- **Task to carry out**: The following entries are to be retyped in full, exactly as written.

- - -

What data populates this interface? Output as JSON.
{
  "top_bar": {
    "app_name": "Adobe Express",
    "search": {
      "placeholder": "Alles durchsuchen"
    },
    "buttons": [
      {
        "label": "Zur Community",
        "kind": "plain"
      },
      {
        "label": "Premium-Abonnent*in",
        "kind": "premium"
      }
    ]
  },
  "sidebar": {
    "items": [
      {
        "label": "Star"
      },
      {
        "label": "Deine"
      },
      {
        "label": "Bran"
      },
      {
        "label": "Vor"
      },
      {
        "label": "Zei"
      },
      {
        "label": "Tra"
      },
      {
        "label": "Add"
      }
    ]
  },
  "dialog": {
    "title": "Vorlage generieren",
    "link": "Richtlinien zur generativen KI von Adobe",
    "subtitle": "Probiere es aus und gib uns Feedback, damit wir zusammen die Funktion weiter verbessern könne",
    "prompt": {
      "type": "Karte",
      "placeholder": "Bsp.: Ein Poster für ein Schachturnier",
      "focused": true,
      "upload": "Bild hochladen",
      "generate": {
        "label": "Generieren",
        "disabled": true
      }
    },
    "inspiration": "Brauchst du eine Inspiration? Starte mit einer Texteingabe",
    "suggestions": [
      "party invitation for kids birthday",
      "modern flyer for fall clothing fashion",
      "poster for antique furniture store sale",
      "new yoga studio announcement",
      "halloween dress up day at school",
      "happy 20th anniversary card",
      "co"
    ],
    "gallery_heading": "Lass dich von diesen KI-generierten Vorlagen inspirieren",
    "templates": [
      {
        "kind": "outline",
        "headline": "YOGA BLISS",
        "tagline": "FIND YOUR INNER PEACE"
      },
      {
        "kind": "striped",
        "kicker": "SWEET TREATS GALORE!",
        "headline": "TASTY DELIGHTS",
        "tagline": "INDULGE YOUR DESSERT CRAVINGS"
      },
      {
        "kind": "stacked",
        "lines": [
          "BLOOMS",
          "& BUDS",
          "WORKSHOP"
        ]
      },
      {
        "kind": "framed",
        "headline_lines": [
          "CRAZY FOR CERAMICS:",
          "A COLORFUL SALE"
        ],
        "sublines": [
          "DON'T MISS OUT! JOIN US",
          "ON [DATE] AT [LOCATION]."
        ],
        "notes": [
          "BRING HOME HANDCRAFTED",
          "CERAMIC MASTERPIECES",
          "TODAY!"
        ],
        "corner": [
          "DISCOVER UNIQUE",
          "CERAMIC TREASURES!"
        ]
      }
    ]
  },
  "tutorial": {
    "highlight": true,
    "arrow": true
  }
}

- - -

- **Response box**:
What data populates this interface? Output as JSON.
{
  "top_bar": {
    "app_name": "Adobe Express",
    "search": {
      "placeholder": "Alles durchsuchen"
    },
    "buttons": [
      {
        "label": "Zur Community",
        "kind": "plain"
      },
      {
        "label": "Premium-Abonnent*in",
        "kind": "premium"
      }
    ]
  },
  "sidebar": {
    "items": [
      {
        "label": "Star"
      },
      {
        "label": "Deine"
      },
      {
        "label": "Bran"
      },
      {
        "label": "Vor"
      },
      {
        "label": "Zei"
      },
      {
        "label": "Tra"
      },
      {
        "label": "Add"
      }
    ]
  },
  "dialog": {
    "title": "Vorlage generieren",
    "link": "Richtlinien zur generativen KI von Adobe",
    "subtitle": "Probiere es aus und gib uns Feedback, damit wir zusammen die Funktion weiter verbessern könne",
    "prompt": {
      "type": "Karte",
      "placeholder": "Bsp.: Ein Poster für ein Schachturnier",
      "focused": true,
      "upload": "Bild hochladen",
      "generate": {
        "label": "Generieren",
        "disabled": true
      }
    },
    "inspiration": "Brauchst du eine Inspiration? Starte mit einer Texteingabe",
    "suggestions": [
      "party invitation for kids birthday",
      "modern flyer for fall clothing fashion",
      "poster for antique furniture store sale",
      "new yoga studio announcement",
      "halloween dress up day at school",
      "happy 20th anniversary card",
      "co"
    ],
    "gallery_heading": "Lass dich von diesen KI-generierten Vorlagen inspirieren",
    "templates": [
      {
        "kind": "outline",
        "headline": "YOGA BLISS",
        "tagline": "FIND YOUR INNER PEACE"
      },
      {
        "kind": "striped",
        "kicker": "SWEET TREATS GALORE!",
        "headline": "TASTY DELIGHTS",
        "tagline": "INDULGE YOUR DESSERT CRAVINGS"
      },
      {
        "kind": "stacked",
        "lines": [
          "BLOOMS",
          "& BUDS",
          "WORKSHOP"
        ]
      },
      {
        "kind": "framed",
        "headline_lines": [
          "CRAZY FOR CERAMICS:",
          "A COLORFUL SALE"
        ],
        "sublines": [
          "DON'T MISS OUT! JOIN US",
          "ON [DATE] AT [LOCATION]."
        ],
        "notes": [
          "BRING HOME HANDCRAFTED",
          "CERAMIC MASTERPIECES",
          "TODAY!"
        ],
        "corner": [
          "DISCOVER UNIQUE",
          "CERAMIC TREASURES!"
        ]
      }
    ]
  },
  "tutorial": {
    "highlight": true,
    "arrow": true
  }
}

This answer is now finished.